====== RECORDED DATA

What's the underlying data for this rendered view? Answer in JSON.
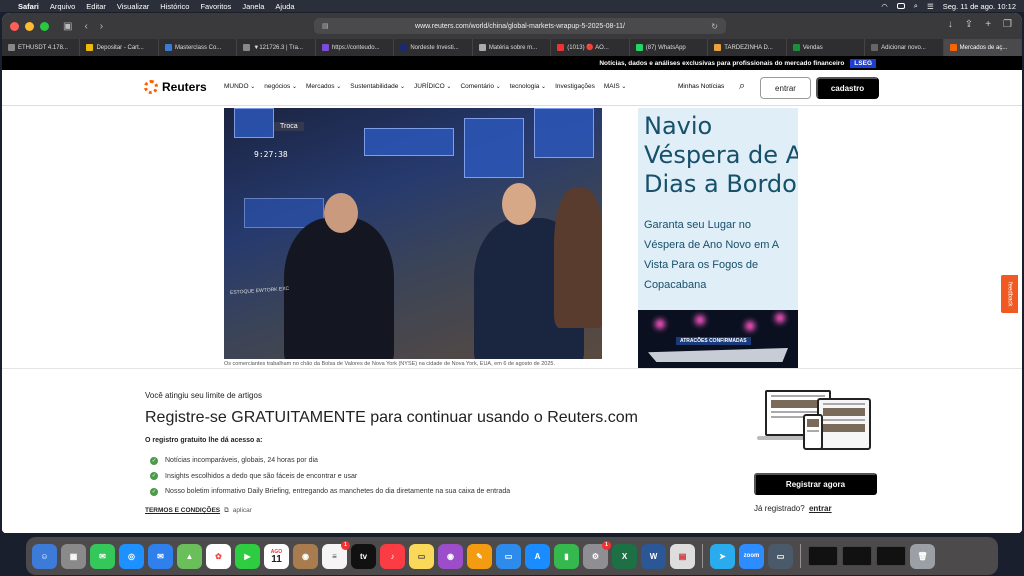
{
  "menubar": {
    "apple": "",
    "items": [
      "Safari",
      "Arquivo",
      "Editar",
      "Visualizar",
      "Histórico",
      "Favoritos",
      "Janela",
      "Ajuda"
    ],
    "clock": "Seg. 11 de ago.  10:12"
  },
  "browser": {
    "url": "www.reuters.com/world/china/global-markets-wrapup-5-2025-08-11/",
    "tabs": [
      {
        "label": "ETHUSDT 4.178..."
      },
      {
        "label": "Depositar - Cart..."
      },
      {
        "label": "Masterclass Co..."
      },
      {
        "label": "▼121726.3 | Tra..."
      },
      {
        "label": "https://conteudo..."
      },
      {
        "label": "Nordeste Investi..."
      },
      {
        "label": "Matéria sobre m..."
      },
      {
        "label": "(1013) 🔴 AO..."
      },
      {
        "label": "(87) WhatsApp"
      },
      {
        "label": "TARDEZINHA D..."
      },
      {
        "label": "Vendas"
      },
      {
        "label": "Adicionar novo..."
      },
      {
        "label": "Mercados de aç..."
      }
    ]
  },
  "reuters": {
    "promo": "Notícias, dados e análises exclusivas para profissionais do mercado financeiro",
    "promo_badge": "LSEG",
    "logo": "Reuters",
    "nav": [
      "MUNDO",
      "negócios",
      "Mercados",
      "Sustentabilidade",
      "JURÍDICO",
      "Comentário",
      "tecnologia",
      "Investigações",
      "MAIS"
    ],
    "minhas": "Minhas Notícias",
    "login": "entrar",
    "signup": "cadastro",
    "photo": {
      "board": "Troca",
      "ticker": "9:27:38",
      "credit": "ESTOQUE EWTORK EXC"
    },
    "caption": "Os comerciantes trabalham no chão da Bolsa de Valores de Nova York (NYSE) na cidade de Nova York, EUA, em 6 de agosto de 2025.",
    "ad": {
      "big": [
        "Navio",
        "Véspera de Ano",
        "Dias a Bordo"
      ],
      "small": [
        "Garanta seu Lugar no",
        "Véspera de Ano Novo em A",
        "Vista Para os Fogos de",
        "Copacabana"
      ],
      "banner_label": "ATRACÕES CONFIRMADAS"
    },
    "feedback": "feedback"
  },
  "paywall": {
    "limit": "Você atingiu seu limite de artigos",
    "title": "Registre-se GRATUITAMENTE para continuar usando o Reuters.com",
    "sub": "O registro gratuito lhe dá acesso a:",
    "benefits": [
      "Notícias incomparáveis, globais, 24 horas por dia",
      "Insights escolhidos a dedo que são fáceis de encontrar e usar",
      "Nosso boletim informativo Daily Briefing, entregando as manchetes do dia diretamente na sua caixa de entrada"
    ],
    "terms": "TERMOS E CONDIÇÕES",
    "apply": "aplicar",
    "register_button": "Registrar agora",
    "already": "Já registrado?",
    "login_link": "entrar"
  },
  "dock": {
    "calendar_month": "AGO",
    "calendar_day": "11",
    "badges": {
      "mail": "1",
      "settings": "1"
    }
  }
}
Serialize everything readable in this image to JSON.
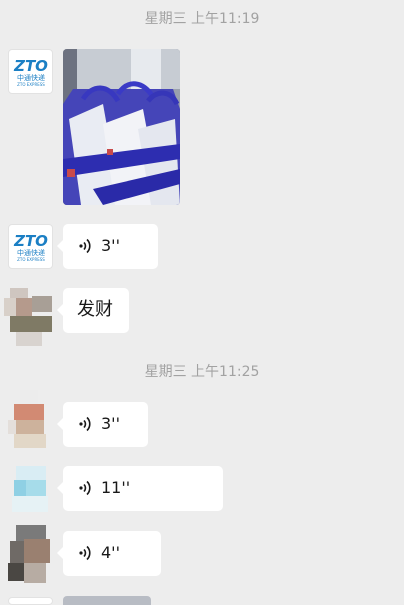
{
  "timestamps": [
    "星期三 上午11:19",
    "星期三 上午11:25"
  ],
  "messages": [
    {
      "sender": "ZTO",
      "type": "image"
    },
    {
      "sender": "ZTO",
      "type": "voice",
      "duration": "3''"
    },
    {
      "sender": "user-a",
      "type": "text",
      "text": "发财"
    },
    {
      "sender": "user-b",
      "type": "voice",
      "duration": "3''"
    },
    {
      "sender": "user-c",
      "type": "voice",
      "duration": "11''"
    },
    {
      "sender": "user-d",
      "type": "voice",
      "duration": "4''"
    }
  ],
  "brand": {
    "logo_text": "ZTO",
    "logo_cn": "中通快递",
    "logo_en": "ZTO EXPRESS",
    "color": "#1b7fc4"
  },
  "colors": {
    "background": "#ededed",
    "bubble": "#ffffff",
    "timestamp": "#a2a2a2"
  }
}
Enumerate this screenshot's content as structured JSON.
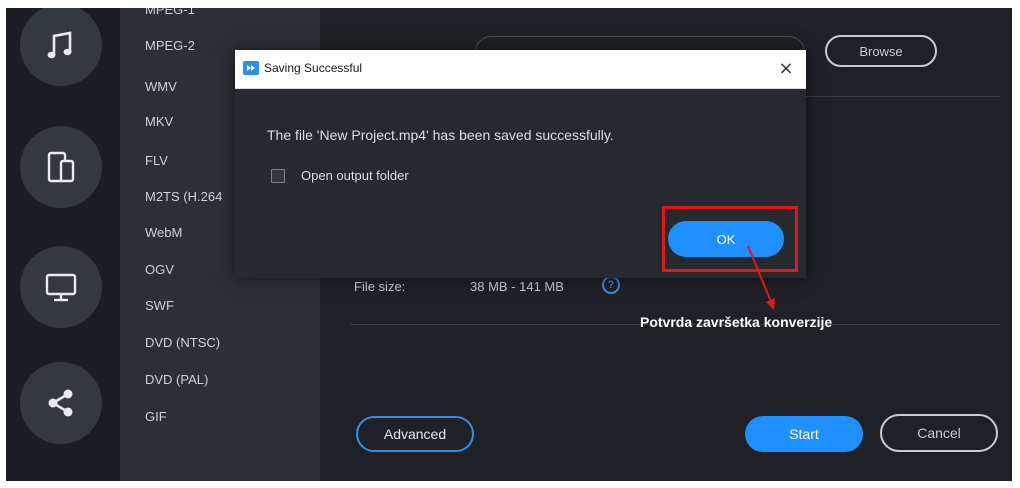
{
  "app": {
    "sidebar_icons": [
      "music-note-icon",
      "devices-icon",
      "monitor-icon",
      "share-icon"
    ],
    "formats": [
      "MPEG-1",
      "MPEG-2",
      "WMV",
      "MKV",
      "FLV",
      "M2TS (H.264",
      "WebM",
      "OGV",
      "SWF",
      "DVD (NTSC)",
      "DVD (PAL)",
      "GIF"
    ]
  },
  "output": {
    "browse_label": "Browse",
    "file_size_label": "File size:",
    "file_size_value": "38 MB - 141 MB",
    "help_glyph": "?"
  },
  "footer": {
    "advanced_label": "Advanced",
    "start_label": "Start",
    "cancel_label": "Cancel"
  },
  "dialog": {
    "title": "Saving Successful",
    "close_glyph": "×",
    "message": "The file 'New Project.mp4' has been saved successfully.",
    "checkbox_label": "Open output folder",
    "checkbox_checked": false,
    "ok_label": "OK"
  },
  "annotation": {
    "text": "Potvrda završetka konverzije",
    "color": "#e01818"
  },
  "colors": {
    "accent": "#1e90ff",
    "background": "#1f2126",
    "highlight": "#e01818"
  }
}
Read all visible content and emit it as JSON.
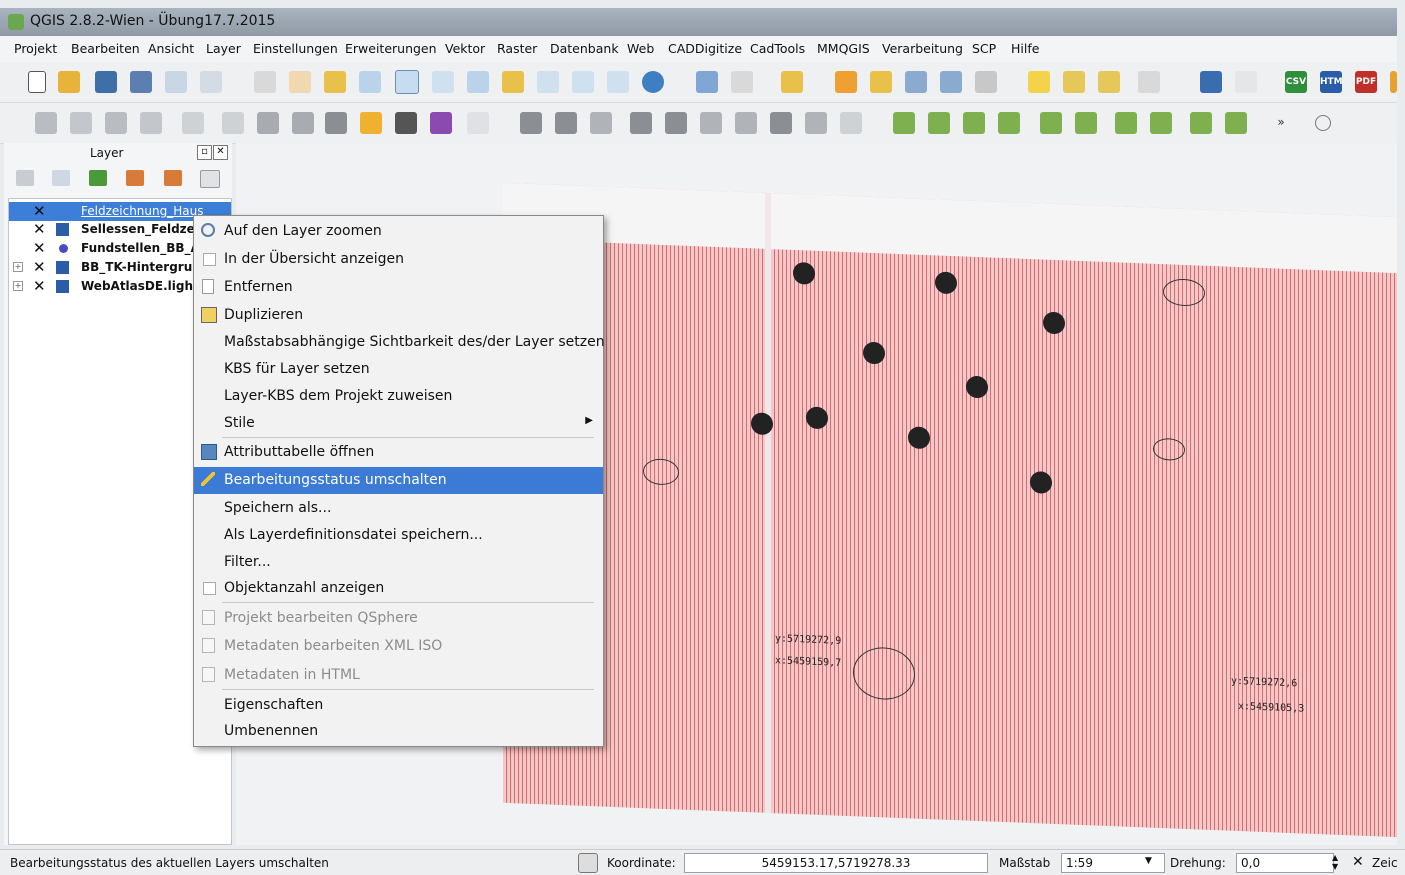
{
  "window": {
    "title": "QGIS 2.8.2-Wien - Übung17.7.2015"
  },
  "menubar": [
    "Projekt",
    "Bearbeiten",
    "Ansicht",
    "Layer",
    "Einstellungen",
    "Erweiterungen",
    "Vektor",
    "Raster",
    "Datenbank",
    "Web",
    "CADDigitize",
    "CadTools",
    "MMQGIS",
    "Verarbeitung",
    "SCP",
    "Hilfe"
  ],
  "toolbar_labels": {
    "csv": "CSV",
    "htm": "HTM",
    "pdf": "PDF"
  },
  "layer_panel": {
    "title": "Layer",
    "layers": [
      {
        "name": "Feldzeichnung_Haus",
        "checked": "✕",
        "selected": true
      },
      {
        "name": "Sellessen_Feldzei",
        "checked": "✕"
      },
      {
        "name": "Fundstellen_BB_A",
        "checked": "✕"
      },
      {
        "name": "BB_TK-Hintergrur",
        "checked": "✕"
      },
      {
        "name": "WebAtlasDE.light",
        "checked": "✕"
      }
    ]
  },
  "context_menu": {
    "items": [
      {
        "label": "Auf den Layer zoomen",
        "icon": "zoom-layer-icon"
      },
      {
        "label": "In der Übersicht anzeigen",
        "icon": "checkbox-icon"
      },
      {
        "label": "Entfernen",
        "icon": "remove-layer-icon"
      },
      {
        "label": "Duplizieren",
        "icon": "duplicate-icon"
      },
      {
        "label": "Maßstabsabhängige Sichtbarkeit des/der Layer setzen"
      },
      {
        "label": "KBS für Layer setzen"
      },
      {
        "label": "Layer-KBS dem Projekt zuweisen"
      },
      {
        "label": "Stile",
        "submenu": true
      },
      {
        "label": "Attributtabelle öffnen",
        "icon": "table-icon"
      },
      {
        "label": "Bearbeitungsstatus umschalten",
        "icon": "pencil-icon",
        "highlighted": true
      },
      {
        "label": "Speichern als..."
      },
      {
        "label": "Als Layerdefinitionsdatei speichern..."
      },
      {
        "label": "Filter..."
      },
      {
        "label": "Objektanzahl anzeigen",
        "icon": "checkbox-icon"
      },
      {
        "label": "Projekt bearbeiten QSphere",
        "disabled": true,
        "icon": "doc-icon"
      },
      {
        "label": "Metadaten bearbeiten XML ISO",
        "disabled": true,
        "icon": "doc-icon"
      },
      {
        "label": "Metadaten in HTML",
        "disabled": true,
        "icon": "doc-icon"
      },
      {
        "label": "Eigenschaften"
      },
      {
        "label": "Umbenennen"
      }
    ]
  },
  "map": {
    "annotations": [
      "y:5719272,9",
      "x:5459159,7",
      "y:5719272,6",
      "x:5459105,3"
    ]
  },
  "statusbar": {
    "message": "Bearbeitungsstatus des aktuellen Layers umschalten",
    "coord_label": "Koordinate:",
    "coord_value": "5459153.17,5719278.33",
    "scale_label": "Maßstab",
    "scale_value": "1:59",
    "rotation_label": "Drehung:",
    "rotation_value": "0,0",
    "render_label": "Zeic"
  },
  "colors": {
    "highlight": "#3b7bd6",
    "paper_line": "#d86c6c"
  }
}
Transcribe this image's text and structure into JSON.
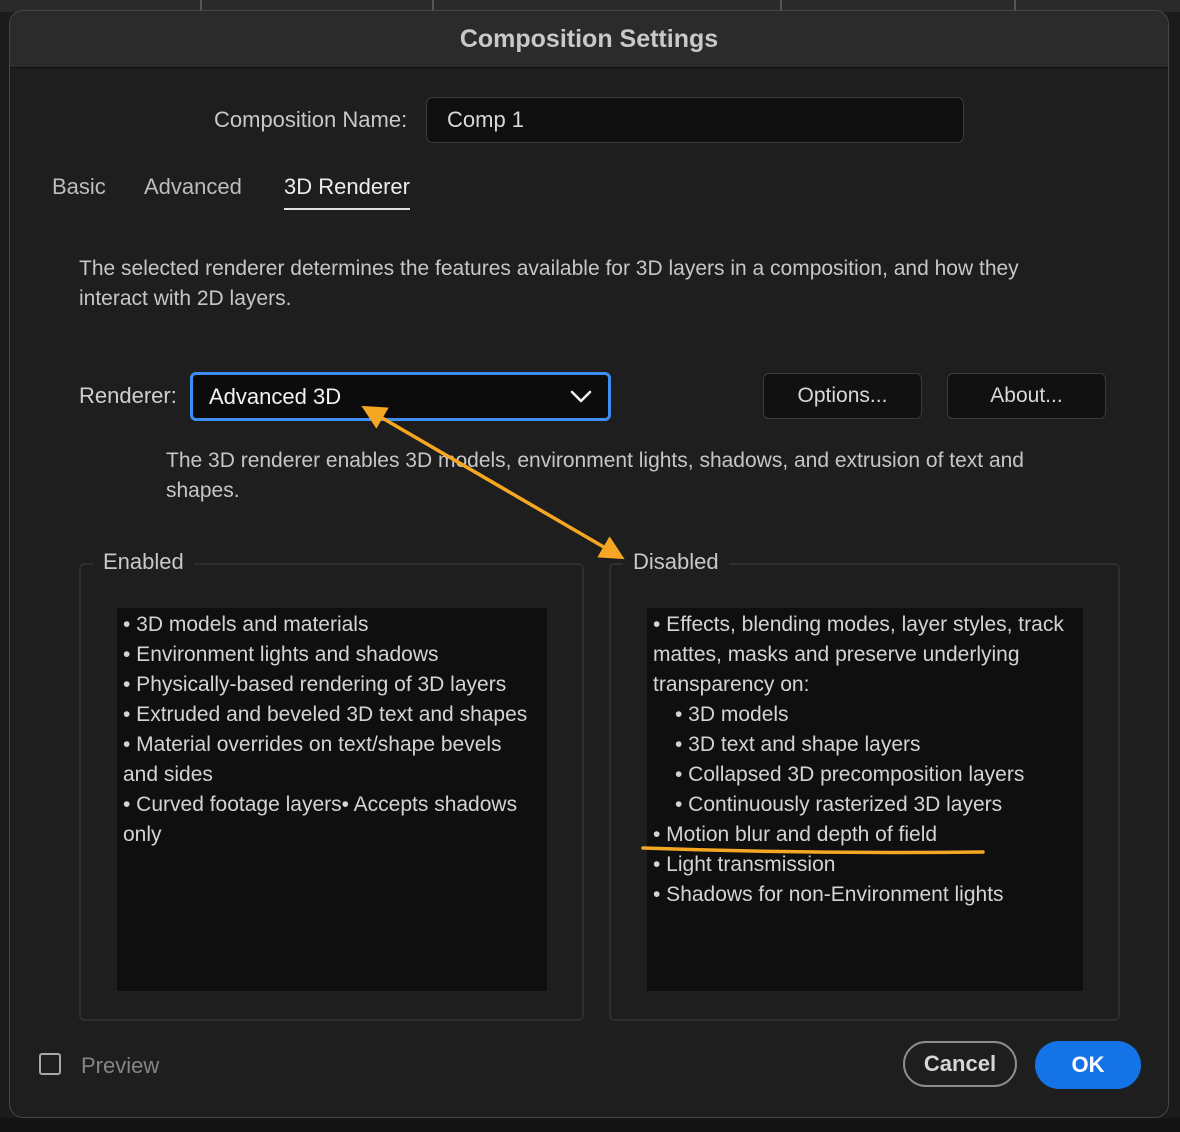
{
  "dialog": {
    "title": "Composition Settings",
    "name_label": "Composition Name:",
    "name_value": "Comp 1"
  },
  "tabs": [
    {
      "label": "Basic",
      "active": false
    },
    {
      "label": "Advanced",
      "active": false
    },
    {
      "label": "3D Renderer",
      "active": true
    }
  ],
  "description": "The selected renderer determines the features available for 3D layers in a composition, and how they interact with 2D layers.",
  "renderer": {
    "label": "Renderer:",
    "selected": "Advanced 3D",
    "options_button": "Options...",
    "about_button": "About...",
    "description": "The 3D renderer enables 3D models, environment lights, shadows, and extrusion of text and shapes."
  },
  "enabled": {
    "title": "Enabled",
    "items": [
      "• 3D models and materials",
      "• Environment lights and shadows",
      "• Physically-based rendering of 3D layers",
      "• Extruded and beveled 3D text and shapes",
      "• Material overrides on text/shape bevels and sides",
      "• Curved footage layers• Accepts shadows only"
    ]
  },
  "disabled": {
    "title": "Disabled",
    "items": [
      "• Effects, blending modes, layer styles, track mattes, masks and preserve underlying transparency on:",
      "• 3D models",
      "• 3D text and shape layers",
      "• Collapsed 3D precomposition layers",
      "• Continuously rasterized 3D layers",
      "• Motion blur and depth of field",
      "• Light transmission",
      "• Shadows for non-Environment lights"
    ]
  },
  "footer": {
    "preview_label": "Preview",
    "preview_checked": false,
    "cancel_label": "Cancel",
    "ok_label": "OK"
  },
  "colors": {
    "accent": "#1473e6",
    "focus_ring": "#3d8ef0",
    "annotation": "#f5a623"
  },
  "icons": {
    "dropdown": "chevron-down-icon"
  }
}
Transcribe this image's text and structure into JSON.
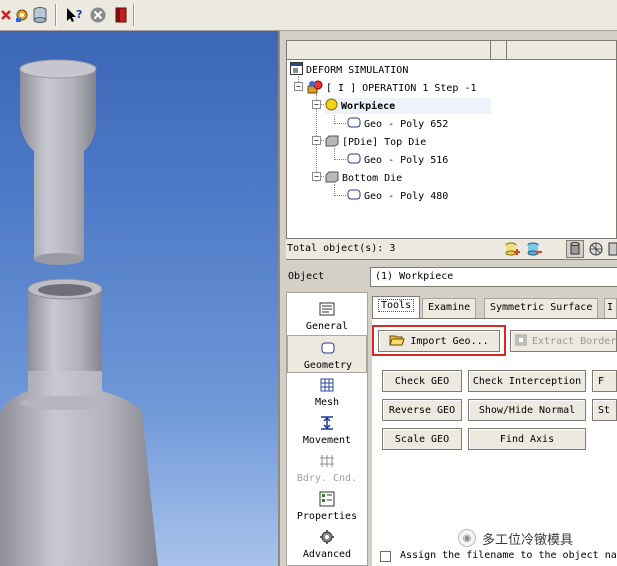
{
  "toolbar": {
    "icons": [
      "red-x-icon",
      "gear-wrench-icon",
      "database-icon",
      "help-pointer-icon",
      "cancel-circle-icon",
      "exit-door-icon"
    ]
  },
  "tree": {
    "root": "DEFORM SIMULATION",
    "operation": "[ I ]  OPERATION 1  Step -1",
    "workpiece": "Workpiece",
    "workpiece_geo": "Geo - Poly 652",
    "top_die": "[PDie] Top Die",
    "top_die_geo": "Geo - Poly 516",
    "bottom_die": "Bottom Die",
    "bottom_die_geo": "Geo - Poly 480"
  },
  "status": {
    "total_objects": "Total object(s): 3"
  },
  "object_row": {
    "label": "Object",
    "value": "(1) Workpiece"
  },
  "categories": {
    "general": "General",
    "geometry": "Geometry",
    "mesh": "Mesh",
    "movement": "Movement",
    "bdry": "Bdry. Cnd.",
    "properties": "Properties",
    "advanced": "Advanced"
  },
  "tabs": {
    "tools": "Tools",
    "examine": "Examine",
    "symmetric": "Symmetric Surface",
    "more": "I"
  },
  "buttons": {
    "import_geo": "Import Geo...",
    "extract_border": "Extract Border",
    "check_geo": "Check GEO",
    "check_interception": "Check Interception",
    "reverse_geo": "Reverse GEO",
    "show_hide_normal": "Show/Hide Normal",
    "scale_geo": "Scale GEO",
    "find_axis": "Find Axis",
    "partial_1": "F",
    "partial_2": "St"
  },
  "assign": {
    "label": "Assign the filename to the object na"
  },
  "watermark": "多工位冷镦模具",
  "colors": {
    "highlight_red": "#d62a26",
    "viewport_blue": "#4d7ac6",
    "workpiece_yellow": "#f2d21a"
  }
}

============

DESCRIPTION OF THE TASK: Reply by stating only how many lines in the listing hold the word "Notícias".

REPLY: 3